* WHAT THIS TASK INVOLVES: Only lines holding "author" are wanted; copy each of them from the records below.

Extracted data entries:
"""
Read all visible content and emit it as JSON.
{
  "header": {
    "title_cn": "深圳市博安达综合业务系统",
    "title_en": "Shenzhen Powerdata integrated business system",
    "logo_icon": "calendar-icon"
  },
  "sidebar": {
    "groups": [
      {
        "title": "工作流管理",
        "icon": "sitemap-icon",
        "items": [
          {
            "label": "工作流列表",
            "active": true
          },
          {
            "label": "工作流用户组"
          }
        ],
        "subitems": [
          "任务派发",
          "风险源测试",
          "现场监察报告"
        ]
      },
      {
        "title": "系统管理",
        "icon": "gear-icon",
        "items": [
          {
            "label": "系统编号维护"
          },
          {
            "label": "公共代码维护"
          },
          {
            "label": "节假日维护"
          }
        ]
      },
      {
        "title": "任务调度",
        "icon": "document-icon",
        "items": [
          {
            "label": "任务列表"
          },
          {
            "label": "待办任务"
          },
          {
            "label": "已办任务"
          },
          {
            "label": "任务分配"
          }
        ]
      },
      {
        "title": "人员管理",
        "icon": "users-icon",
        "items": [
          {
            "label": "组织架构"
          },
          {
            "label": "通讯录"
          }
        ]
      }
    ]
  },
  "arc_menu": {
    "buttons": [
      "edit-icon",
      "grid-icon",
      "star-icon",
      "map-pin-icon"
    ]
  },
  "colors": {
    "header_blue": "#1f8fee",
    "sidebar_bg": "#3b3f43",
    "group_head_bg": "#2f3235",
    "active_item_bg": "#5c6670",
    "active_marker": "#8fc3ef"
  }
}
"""
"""
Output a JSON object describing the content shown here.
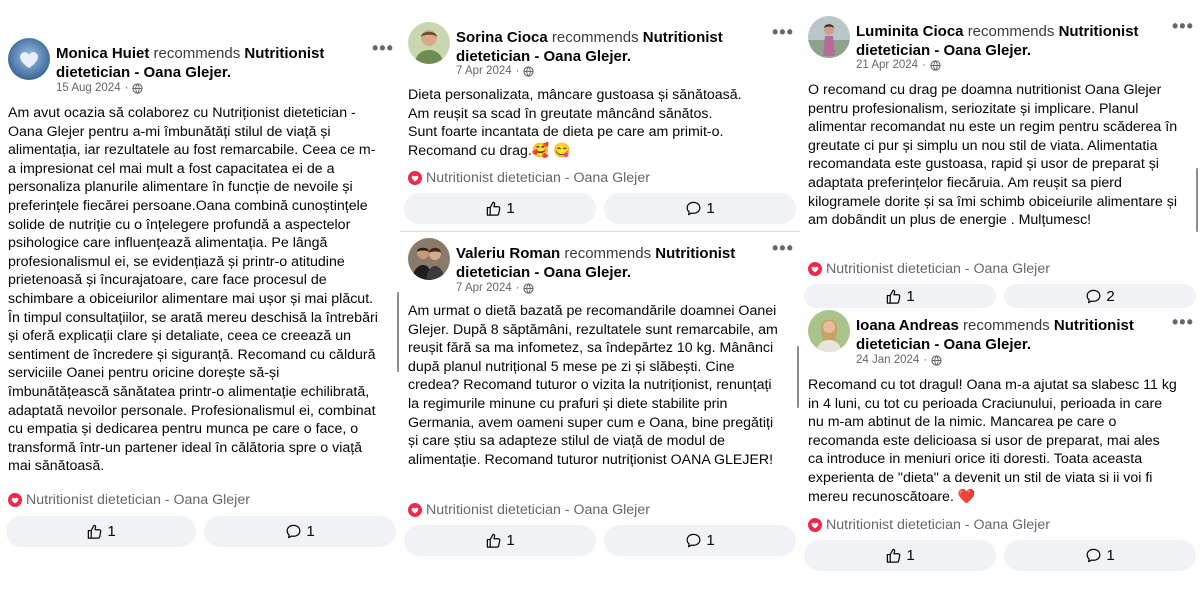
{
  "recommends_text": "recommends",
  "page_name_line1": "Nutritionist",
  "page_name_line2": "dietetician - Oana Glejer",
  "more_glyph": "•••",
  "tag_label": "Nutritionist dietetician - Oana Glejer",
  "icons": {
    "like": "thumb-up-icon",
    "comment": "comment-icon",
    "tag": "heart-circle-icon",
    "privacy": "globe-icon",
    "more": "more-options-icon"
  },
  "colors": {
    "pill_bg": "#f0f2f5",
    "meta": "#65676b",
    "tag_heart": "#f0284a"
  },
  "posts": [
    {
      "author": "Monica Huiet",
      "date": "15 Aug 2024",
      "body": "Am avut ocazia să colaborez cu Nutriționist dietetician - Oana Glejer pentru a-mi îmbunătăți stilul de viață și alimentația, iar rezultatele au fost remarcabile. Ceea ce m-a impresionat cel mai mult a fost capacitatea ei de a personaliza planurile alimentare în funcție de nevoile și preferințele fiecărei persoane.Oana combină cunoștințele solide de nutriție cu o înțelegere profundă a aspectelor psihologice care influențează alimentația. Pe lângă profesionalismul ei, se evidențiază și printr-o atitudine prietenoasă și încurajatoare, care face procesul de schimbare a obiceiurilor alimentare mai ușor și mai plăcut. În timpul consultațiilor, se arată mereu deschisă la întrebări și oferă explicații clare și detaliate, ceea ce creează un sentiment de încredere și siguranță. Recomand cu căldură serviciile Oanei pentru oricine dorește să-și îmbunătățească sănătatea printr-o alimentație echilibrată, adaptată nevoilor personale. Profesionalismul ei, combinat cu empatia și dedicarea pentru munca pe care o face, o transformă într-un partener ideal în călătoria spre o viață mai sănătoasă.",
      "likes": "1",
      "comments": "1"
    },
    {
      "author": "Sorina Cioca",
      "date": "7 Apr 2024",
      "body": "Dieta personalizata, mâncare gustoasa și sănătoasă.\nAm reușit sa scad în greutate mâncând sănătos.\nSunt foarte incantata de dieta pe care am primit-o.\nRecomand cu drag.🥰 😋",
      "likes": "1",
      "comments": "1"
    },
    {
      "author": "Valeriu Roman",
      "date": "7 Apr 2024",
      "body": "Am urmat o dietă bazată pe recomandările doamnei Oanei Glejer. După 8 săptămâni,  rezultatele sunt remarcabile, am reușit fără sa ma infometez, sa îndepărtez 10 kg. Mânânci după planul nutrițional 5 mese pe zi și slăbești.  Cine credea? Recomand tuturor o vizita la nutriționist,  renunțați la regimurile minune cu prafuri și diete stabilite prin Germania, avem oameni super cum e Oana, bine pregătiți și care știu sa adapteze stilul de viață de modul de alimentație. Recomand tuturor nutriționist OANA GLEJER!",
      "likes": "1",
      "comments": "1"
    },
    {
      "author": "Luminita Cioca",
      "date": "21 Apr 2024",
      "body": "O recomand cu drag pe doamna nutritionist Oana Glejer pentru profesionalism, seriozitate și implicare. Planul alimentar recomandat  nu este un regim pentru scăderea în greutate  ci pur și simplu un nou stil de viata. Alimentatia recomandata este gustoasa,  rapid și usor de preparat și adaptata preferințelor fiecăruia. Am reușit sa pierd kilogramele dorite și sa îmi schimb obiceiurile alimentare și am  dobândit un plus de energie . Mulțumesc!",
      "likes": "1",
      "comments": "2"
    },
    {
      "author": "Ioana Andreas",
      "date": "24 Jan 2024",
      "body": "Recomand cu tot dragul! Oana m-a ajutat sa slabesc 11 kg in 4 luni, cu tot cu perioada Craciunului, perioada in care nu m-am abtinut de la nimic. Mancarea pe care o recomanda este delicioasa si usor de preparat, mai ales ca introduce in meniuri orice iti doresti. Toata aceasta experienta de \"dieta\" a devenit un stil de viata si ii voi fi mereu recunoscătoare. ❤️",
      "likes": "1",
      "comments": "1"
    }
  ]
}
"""
* TASK ANSWER:
      "author": "Monica Huiet",
      "author": "Sorina Cioca",
      "author": "Valeriu Roman",
      "author": "Luminita Cioca",
      "author": "Ioana Andreas",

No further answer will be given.